According to the same-origin policy, resources from another origin cannot write or modify that that belongs to another origin. The only exceptions to this rule are HTML requests and cookies. Cross-site request forgeries exploit these exceptions coupled with the browser’s helpfulness; it is on the server to verify whether or not these requests are legitimate.

Since the same-origin policy is exceptionally restrictive, browsers have a unique method to bypass this policy by setting special headers. While not classed as a vulnerability, misconfigurations of this nature may end up disabling SOP and allow an attacker to execute JavaScript on their origin, but have read and write access to another. Developers do this in their pre-production, user accepted testing state, but often leave the configurations the same when pushing to production.

Mitigations and How SOP can Help

When designing a security strategy for your web applications, one must rely on the SOP. Notice in most modern and security-aware banking applications, their login portals, and the security aspects of online banking are served on to different origins. If an application needs to allow untrusted input, always serve them from a different origin. Any content injection such as XSS discovered on will not affect


If the web application requires a user to send data, rely on JavaScript to generate and send forms as well as credentials and headers. This will allow the same-origin policy and cross-origin checking to be in effect. Ensure sensitive endpoints are protected with a whitelisting of origins, and methods. Wildcard origins should only be used when API or endpoint is truly public.

How We Can Help

The Packetlabs team is composed of highly trained and experienced web application penetration testers.

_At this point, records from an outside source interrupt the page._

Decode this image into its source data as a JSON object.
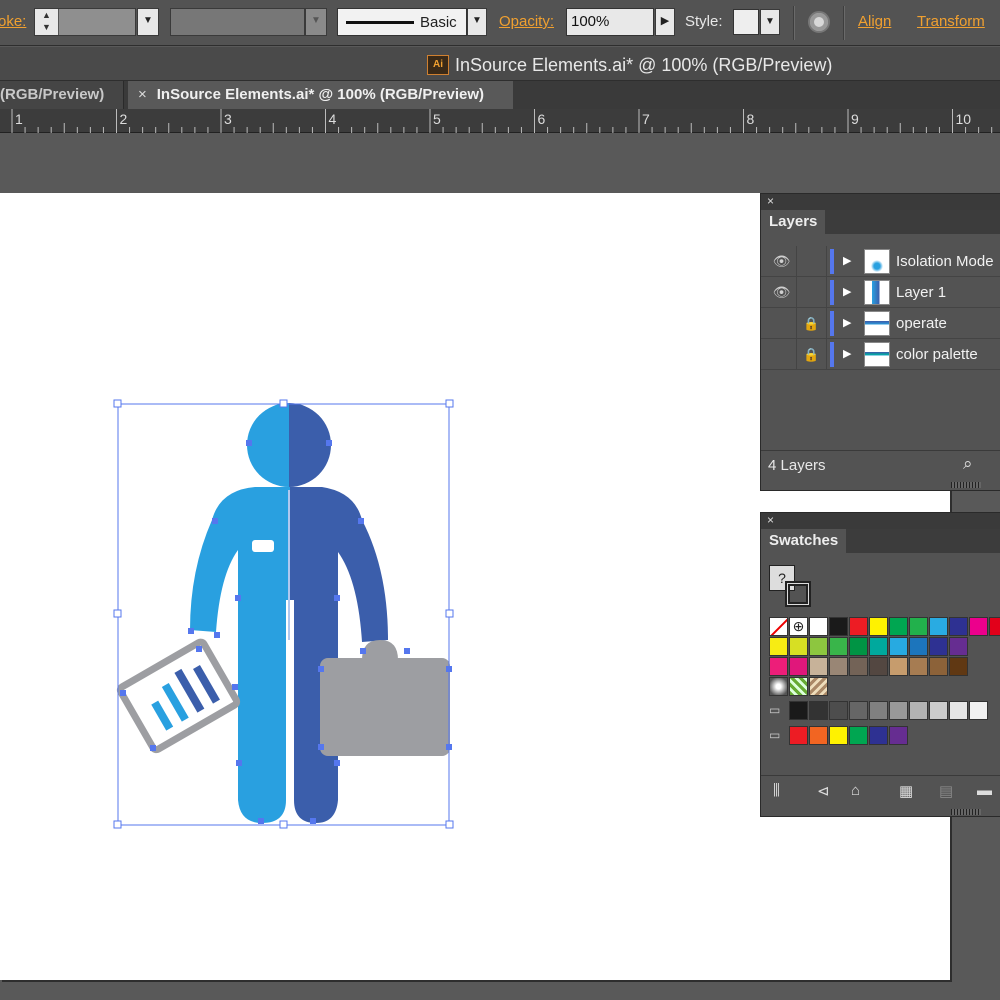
{
  "control_bar": {
    "stroke_label": "oke:",
    "brush_label": "Basic",
    "opacity_label": "Opacity:",
    "opacity_value": "100%",
    "style_label": "Style:",
    "align_label": "Align",
    "transform_label": "Transform"
  },
  "window": {
    "document_title": "InSource Elements.ai* @ 100% (RGB/Preview)",
    "app_icon": "Ai"
  },
  "tabs": [
    {
      "label": "(RGB/Preview)"
    },
    {
      "label": "InSource Elements.ai* @ 100% (RGB/Preview)",
      "close": "×"
    }
  ],
  "ruler": {
    "labels": [
      "1",
      "2",
      "3",
      "4",
      "5",
      "6",
      "7",
      "8",
      "9",
      "10"
    ]
  },
  "layers_panel": {
    "title": "Layers",
    "close": "×",
    "layers": [
      {
        "name": "Isolation Mode",
        "visible": true,
        "locked": false
      },
      {
        "name": "Layer 1",
        "visible": true,
        "locked": false
      },
      {
        "name": "operate",
        "visible": false,
        "locked": true
      },
      {
        "name": "color palette",
        "visible": false,
        "locked": true
      }
    ],
    "footer_count": "4 Layers"
  },
  "swatches_panel": {
    "title": "Swatches",
    "close": "×",
    "row1": [
      "#ffffff",
      "#1a1a1a",
      "#ed1c24",
      "#fff200",
      "#00a651",
      "#22b14c",
      "#29abe2",
      "#2e3192",
      "#ec008c",
      "#e2001a"
    ],
    "row2": [
      "#f7ec13",
      "#d7df23",
      "#8dc63f",
      "#39b54a",
      "#009444",
      "#00a99d",
      "#27aae1",
      "#1c75bc",
      "#2e3192",
      "#662d91"
    ],
    "row3": [
      "#ed1e79",
      "#e0177b",
      "#c7b299",
      "#998675",
      "#736357",
      "#534741",
      "#c69c6d",
      "#a67c52",
      "#8c6239",
      "#603813"
    ],
    "row5": [
      "#1a1a1a",
      "#333333",
      "#4d4d4d",
      "#666666",
      "#808080",
      "#999999",
      "#b3b3b3",
      "#cccccc",
      "#e6e6e6",
      "#f2f2f2"
    ],
    "row6": [
      "#ed1c24",
      "#f26522",
      "#fff200",
      "#00a651",
      "#2e3192",
      "#662d91"
    ]
  },
  "colors": {
    "figure_light": "#29a0e0",
    "figure_dark": "#3b5eab",
    "briefcase": "#9d9ea2",
    "selection": "#5577ee"
  }
}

Reach out today to have a discussion and learn more about how we can test your applications to ensure gaps are closed and how we can formulate a security strategy for your development processes.